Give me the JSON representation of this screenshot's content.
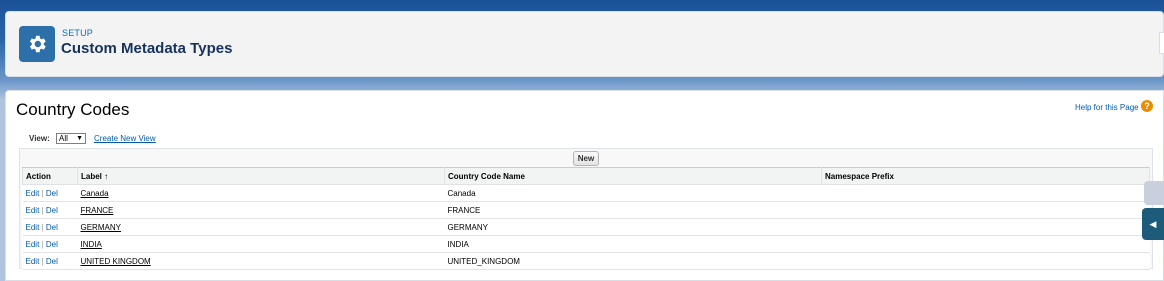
{
  "header": {
    "eyebrow": "SETUP",
    "title": "Custom Metadata Types",
    "icon": "gear-icon"
  },
  "page": {
    "title": "Country Codes",
    "help_link": "Help for this Page",
    "help_icon": "?"
  },
  "view": {
    "label": "View:",
    "selected": "All",
    "create_new_view": "Create New View"
  },
  "list": {
    "new_button": "New",
    "columns": [
      "Action",
      "Label ↑",
      "Country Code Name",
      "Namespace Prefix"
    ],
    "action_edit": "Edit",
    "action_del": "Del",
    "rows": [
      {
        "label": "Canada",
        "name": "Canada",
        "prefix": ""
      },
      {
        "label": "FRANCE",
        "name": "FRANCE",
        "prefix": ""
      },
      {
        "label": "GERMANY",
        "name": "GERMANY",
        "prefix": ""
      },
      {
        "label": "INDIA",
        "name": "INDIA",
        "prefix": ""
      },
      {
        "label": "UNITED KINGDOM",
        "name": "UNITED_KINGDOM",
        "prefix": ""
      }
    ]
  },
  "colors": {
    "brand_blue": "#1b5297",
    "link": "#015ba7",
    "icon_bg": "#2d6fa8",
    "help_orange": "#ea8c00"
  }
}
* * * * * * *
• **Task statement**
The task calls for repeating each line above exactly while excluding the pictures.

• **Solution to this problem**
Give me the JSON representation of this screenshot's content.
{
  "header": {
    "eyebrow": "SETUP",
    "title": "Custom Metadata Types",
    "icon": "gear-icon"
  },
  "page": {
    "title": "Country Codes",
    "help_link": "Help for this Page",
    "help_icon": "?"
  },
  "view": {
    "label": "View:",
    "selected": "All",
    "create_new_view": "Create New View"
  },
  "list": {
    "new_button": "New",
    "columns": [
      "Action",
      "Label ↑",
      "Country Code Name",
      "Namespace Prefix"
    ],
    "action_edit": "Edit",
    "action_del": "Del",
    "rows": [
      {
        "label": "Canada",
        "name": "Canada",
        "prefix": ""
      },
      {
        "label": "FRANCE",
        "name": "FRANCE",
        "prefix": ""
      },
      {
        "label": "GERMANY",
        "name": "GERMANY",
        "prefix": ""
      },
      {
        "label": "INDIA",
        "name": "INDIA",
        "prefix": ""
      },
      {
        "label": "UNITED KINGDOM",
        "name": "UNITED_KINGDOM",
        "prefix": ""
      }
    ]
  },
  "colors": {
    "brand_blue": "#1b5297",
    "link": "#015ba7",
    "icon_bg": "#2d6fa8",
    "help_orange": "#ea8c00"
  }
}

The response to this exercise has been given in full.